This wedge of space at the heart of the city has persisted for many centuries but had become almost forgotten by the 21st century. The architects took inspiration from the Alms House, the oldest building on the site, and a Hans Christian Anderson story of a woman looking out of a window of a house at children playing.
This story is inscribed on granite blocks on the edge of the square in Danish and English, evoking the past use of the site as a graveyard. It inspired Hall McKnight to use the window pattern of the Alms House to delineate the square, a reflection of the city’s past while creating a durable and elegant future.
This carefully considered hard-landscaped public space comprises a mix of reclaimed granite cobbles, with soft rounded profiles, smooth new granite block paving and granite blocks with concealed LED lighting that act as seats. This palette of materials continues the hard landscaping of the neighbouring Alms House courtyard in a new form. The design is subtlety varied. With the first three rows of ‘windows’ there is a direct reflection in the smooth coursed reclaimed granite; from row four onwards this relationship switches over and the ‘windows’ continue until the square tapers out. Streets crossing the square are a common surface but are discreetly articulated.
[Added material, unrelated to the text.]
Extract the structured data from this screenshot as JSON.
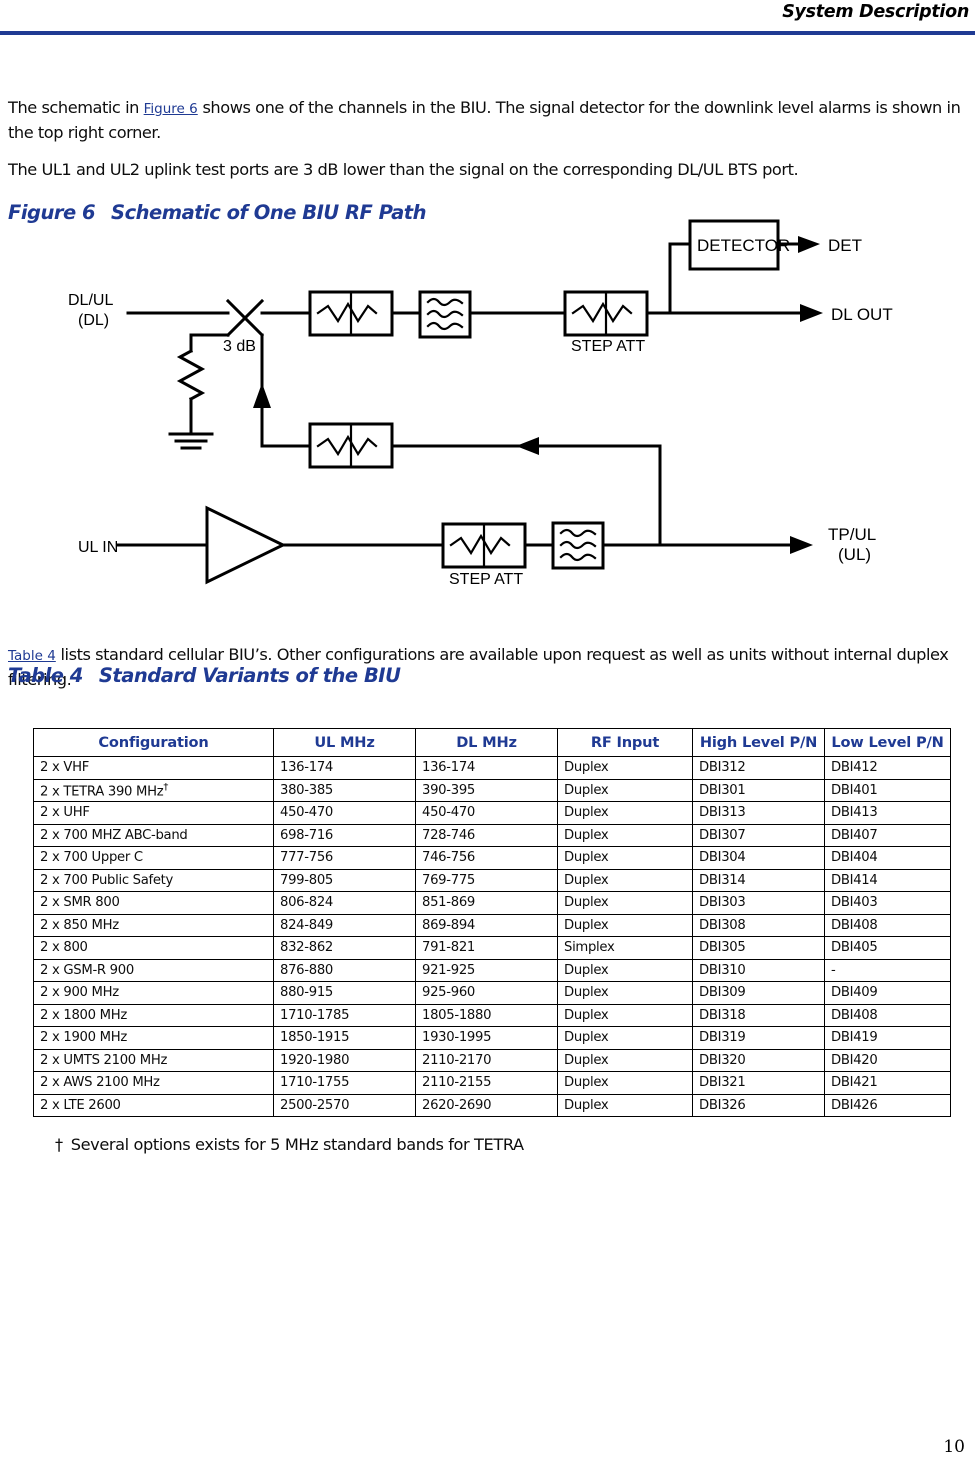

The architect-designed lampposts are painted a warm grey except in the Cherry Grove, set in compressed hogging, where they are stainless steel. The light in this area is also whiter to illuminate the trees at night.
As can be expected in Copenhagen bicycle provision is excellent with a granite paved cycle lane that continues through the site and down to the harbour side, and ample bicycle stands.
The architects hope that this this cost-effective extension of the public realm of Copenhagen will age gracefully and just become part of the fabric of the city.